But there are good benefits to a good reputation. A good reputation speeds every business transaction along. Take a magazine, for instance. A magazine with a good reputation for honest, consistent business dealings can make more advertising deals in less time. Just one phone call, one mention of a name, can be all it takes to move a deal forward to a speedy conclusion. A good reputation creates efficiency.
A good reputation also pays off in more business opportunities. If people like your business, they will talk about it, and tell their associates. Word of your work will spread more quickly than you could ever spread it yourself, and others will approach your company first. For instance, if a marketing firm consistently does excellent work in creating a corporate identity and attracting new business to the company, they will be swamped with requests for work.
A good reputation also pays off in increased employee morale. Any good employee enjoys being proud of his or her work, and working for a company with a strong reputation will bring out higher quality work from each employee there. High quality creates higher quality, as each employee feels an ownership of the company's high reputation and a vested interest in pushing it as high as possible. This means that a company with a high reputation can simply ask more from its employees, and even receive more without asking, than a company with a middling or low reputation.

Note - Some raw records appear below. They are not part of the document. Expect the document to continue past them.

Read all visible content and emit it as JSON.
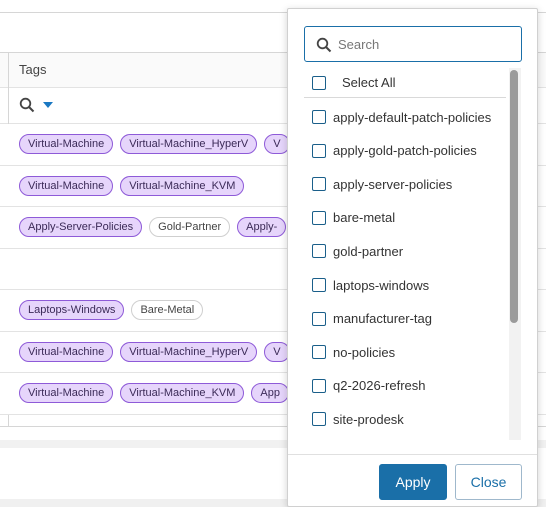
{
  "table": {
    "tags_header": "Tags",
    "rows": [
      {
        "tags": [
          {
            "text": "Virtual-Machine",
            "style": "purple"
          },
          {
            "text": "Virtual-Machine_HyperV",
            "style": "purple"
          },
          {
            "text": "V",
            "style": "purple"
          }
        ]
      },
      {
        "tags": [
          {
            "text": "Virtual-Machine",
            "style": "purple"
          },
          {
            "text": "Virtual-Machine_KVM",
            "style": "purple"
          }
        ]
      },
      {
        "tags": [
          {
            "text": "Apply-Server-Policies",
            "style": "purple"
          },
          {
            "text": "Gold-Partner",
            "style": "plain"
          },
          {
            "text": "Apply-",
            "style": "purple"
          }
        ]
      },
      {
        "tags": []
      },
      {
        "tags": [
          {
            "text": "Laptops-Windows",
            "style": "purple"
          },
          {
            "text": "Bare-Metal",
            "style": "plain"
          }
        ]
      },
      {
        "tags": [
          {
            "text": "Virtual-Machine",
            "style": "purple"
          },
          {
            "text": "Virtual-Machine_HyperV",
            "style": "purple"
          },
          {
            "text": "V",
            "style": "purple"
          }
        ]
      },
      {
        "tags": [
          {
            "text": "Virtual-Machine",
            "style": "purple"
          },
          {
            "text": "Virtual-Machine_KVM",
            "style": "purple"
          },
          {
            "text": "App",
            "style": "purple"
          }
        ]
      }
    ]
  },
  "filter_panel": {
    "search": {
      "placeholder": "Search",
      "value": ""
    },
    "select_all_label": "Select All",
    "options": [
      "apply-default-patch-policies",
      "apply-gold-patch-policies",
      "apply-server-policies",
      "bare-metal",
      "gold-partner",
      "laptops-windows",
      "manufacturer-tag",
      "no-policies",
      "q2-2026-refresh",
      "site-prodesk"
    ],
    "apply_label": "Apply",
    "close_label": "Close"
  },
  "colors": {
    "accent": "#1a6fa8",
    "tag_purple_bg": "#e6d5fb",
    "tag_purple_border": "#8e5ad8"
  },
  "icons": {
    "search": "search-icon",
    "filter_caret": "caret-down-icon"
  }
}
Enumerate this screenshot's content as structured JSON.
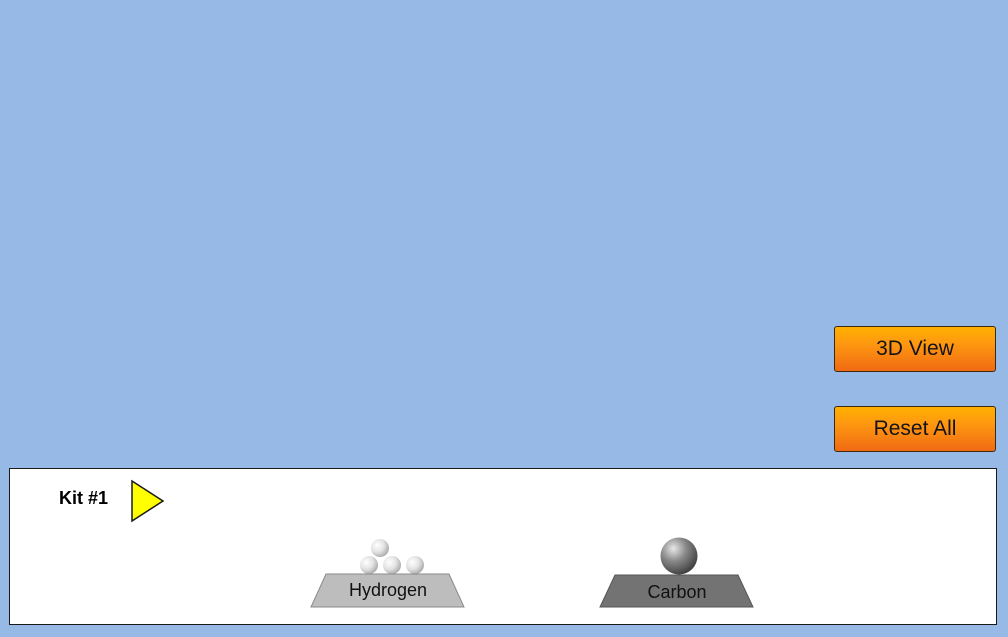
{
  "controls": {
    "view3d_label": "3D View",
    "reset_label": "Reset All"
  },
  "kit": {
    "title": "Kit #1",
    "buckets": [
      {
        "label": "Hydrogen",
        "atom_color": "#e6e6e6",
        "tray_color": "#bcbcbc",
        "atom_count": 4
      },
      {
        "label": "Carbon",
        "atom_color": "#707070",
        "tray_color": "#727272",
        "atom_count": 1
      }
    ]
  },
  "colors": {
    "background": "#96bae5",
    "button_accent": "#f57f14",
    "next_arrow": "#ffff00"
  },
  "icons": {
    "next_kit": "play-triangle-icon"
  }
}
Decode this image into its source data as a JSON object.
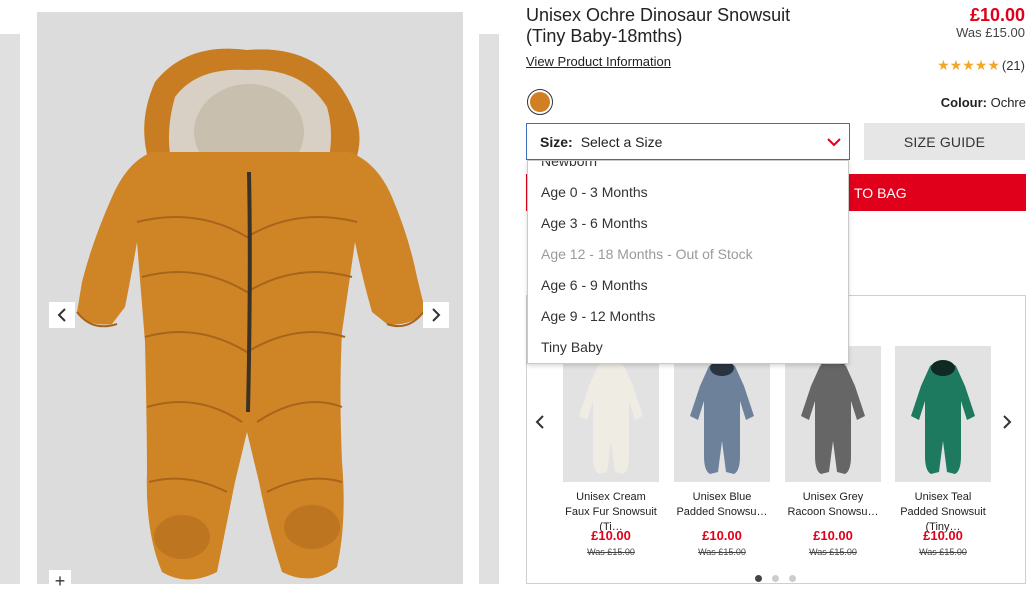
{
  "product": {
    "title_line1": "Unisex Ochre Dinosaur Snowsuit",
    "title_line2": "(Tiny Baby-18mths)",
    "price": "£10.00",
    "was_price": "Was £15.00",
    "view_info": "View Product Information",
    "rating_stars": "★★★★★",
    "rating": 5,
    "review_count": "(21)",
    "colour_label": "Colour:",
    "colour_value": "Ochre",
    "swatch_color": "#d07f22"
  },
  "size": {
    "label": "Size:",
    "value": "Select a Size",
    "options": [
      "Newborn",
      "Age 0 - 3 Months",
      "Age 3 - 6 Months",
      "Age 12 - 18 Months - Out of Stock",
      "Age 6 - 9 Months",
      "Age 9 - 12 Months",
      "Tiny Baby"
    ]
  },
  "size_guide_label": "SIZE GUIDE",
  "add_to_bag_label": "TO BAG",
  "gallery": {
    "zoom_symbol": "+"
  },
  "recommendations": [
    {
      "name": "Unisex Cream Faux Fur Snowsuit (Ti…",
      "price": "£10.00",
      "was": "Was £15.00",
      "color": "#efece4"
    },
    {
      "name": "Unisex Blue Padded Snowsu…",
      "price": "£10.00",
      "was": "Was £15.00",
      "color": "#6d819a"
    },
    {
      "name": "Unisex Grey Racoon Snowsu…",
      "price": "£10.00",
      "was": "Was £15.00",
      "color": "#666666"
    },
    {
      "name": "Unisex Teal Padded Snowsuit (Tiny…",
      "price": "£10.00",
      "was": "Was £15.00",
      "color": "#1d7a5e"
    }
  ],
  "colors": {
    "accent_red": "#e0001b",
    "star": "#f5a623",
    "select_border": "#3c6fb5"
  }
}
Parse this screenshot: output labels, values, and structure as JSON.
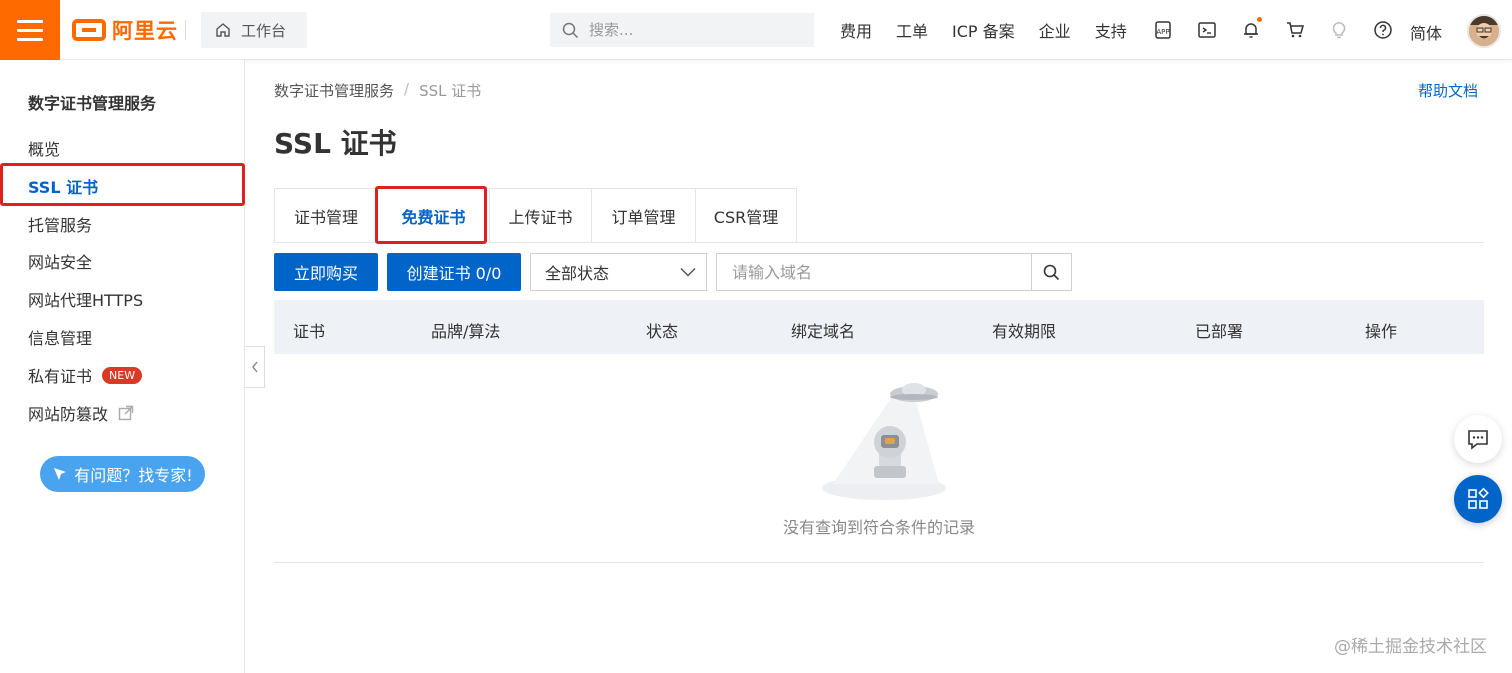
{
  "topbar": {
    "logo_text": "阿里云",
    "workbench": "工作台",
    "search_placeholder": "搜索...",
    "links": [
      "费用",
      "工单",
      "ICP 备案",
      "企业",
      "支持"
    ],
    "icons": [
      "app-icon",
      "terminal-icon",
      "bell-icon",
      "cart-icon",
      "lightbulb-icon",
      "help-icon"
    ],
    "lang": "简体",
    "accent": "#ff6a00"
  },
  "sidebar": {
    "title": "数字证书管理服务",
    "items": [
      {
        "label": "概览"
      },
      {
        "label": "SSL 证书"
      },
      {
        "label": "托管服务"
      },
      {
        "label": "网站安全"
      },
      {
        "label": "网站代理HTTPS"
      },
      {
        "label": "信息管理"
      },
      {
        "label": "私有证书",
        "badge": "NEW"
      },
      {
        "label": "网站防篡改"
      }
    ],
    "expert_button": "有问题？找专家!"
  },
  "main": {
    "breadcrumb": [
      "数字证书管理服务",
      "SSL 证书"
    ],
    "help_link": "帮助文档",
    "title": "SSL 证书",
    "tabs": [
      "证书管理",
      "免费证书",
      "上传证书",
      "订单管理",
      "CSR管理"
    ],
    "active_tab": "免费证书",
    "buy_button": "立即购买",
    "create_button": "创建证书 0/0",
    "status_select": "全部状态",
    "domain_placeholder": "请输入域名",
    "table_headers": [
      "证书",
      "品牌/算法",
      "状态",
      "绑定域名",
      "有效期限",
      "已部署",
      "操作"
    ],
    "empty_text": "没有查询到符合条件的记录"
  },
  "watermark": "@稀土掘金技术社区",
  "colors": {
    "primary": "#0064c8",
    "highlight": "#e0201e"
  }
}
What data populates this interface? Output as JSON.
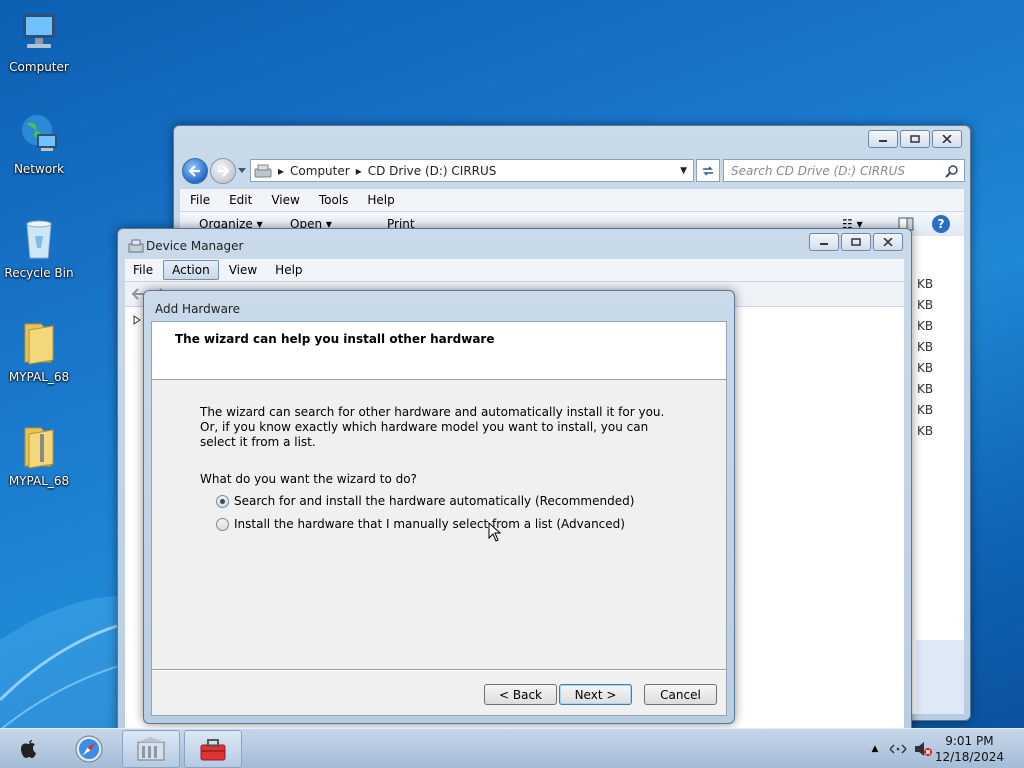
{
  "desktop": {
    "icons": [
      {
        "label": "Computer",
        "icon": "computer-icon"
      },
      {
        "label": "Network",
        "icon": "network-globe-icon"
      },
      {
        "label": "Recycle Bin",
        "icon": "recycle-bin-icon"
      },
      {
        "label": "MYPAL_68",
        "icon": "folder-icon"
      },
      {
        "label": "MYPAL_68",
        "icon": "zip-folder-icon"
      }
    ]
  },
  "explorer": {
    "breadcrumb": [
      "Computer",
      "CD Drive (D:) CIRRUS"
    ],
    "search_placeholder": "Search CD Drive (D:) CIRRUS",
    "menu": [
      "File",
      "Edit",
      "View",
      "Tools",
      "Help"
    ],
    "toolbar": {
      "organize": "Organize",
      "open": "Open",
      "print": "Print"
    },
    "sizes": [
      "KB",
      "KB",
      "KB",
      "KB",
      "KB",
      "KB",
      "KB",
      "KB"
    ]
  },
  "device_manager": {
    "title": "Device Manager",
    "menu": [
      "File",
      "Action",
      "View",
      "Help"
    ],
    "active_menu": "Action"
  },
  "add_hardware": {
    "title": "Add Hardware",
    "heading": "The wizard can help you install other hardware",
    "description": "The wizard can search for other hardware and automatically install it for you. Or, if you know exactly which hardware model you want to install, you can select it from a list.",
    "question": "What do you want the wizard to do?",
    "options": [
      {
        "label": "Search for and install the hardware automatically (Recommended)",
        "selected": true
      },
      {
        "label": "Install the hardware that I manually select from a list (Advanced)",
        "selected": false
      }
    ],
    "buttons": {
      "back": "< Back",
      "next": "Next >",
      "cancel": "Cancel"
    }
  },
  "taskbar": {
    "time": "9:01 PM",
    "date": "12/18/2024"
  },
  "colors": {
    "desktop": "#1a78cc",
    "window_frame": "#b9cde2",
    "dialog_body": "#f0f0f0"
  }
}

How it's All Made
Now that the benefits of a good reputation have been identified, you might want a better one. It isn't easy to build a good reputation - in fact, it takes years. It is much easier to build a bad reputation, because one major bad event can create a bad reputation that lasts forever. However, with a couple of simple, consistent policies a company can build a strong reputation that comes with all the trimmings above.
There are many ingredients to a good reputation. Honesty is a big part of it. Building a reputation for honesty seems easy - your company just has to follow through on the promises it makes. It doesn't take a lot of words to say that, but it may take a lot of extra effort - a lot of late nights trying to meet a deadline which, in retrospect, seems badly scheduled. So in building a reputation for honesty, it is important to be conservative in time and other estimates of the future. This is the pitfall of many companies, especially those in the IT software sector, which are notorious for slipped deadlines. But honesty can also be made simply by keeping appointments. Making an appointment to meet someone and then not meeting them chips away at any attempt at a good reputation.
Another good way to build reputation is to do good work. This is almost self-explanatory, but often overlooked. A company that does better work not only builds a better reputation, but can justifiably ask for more money, which brings an immediately tangible benefit. Making stronger products, or better stories, or higher quality designs helps any company build a reputation to last.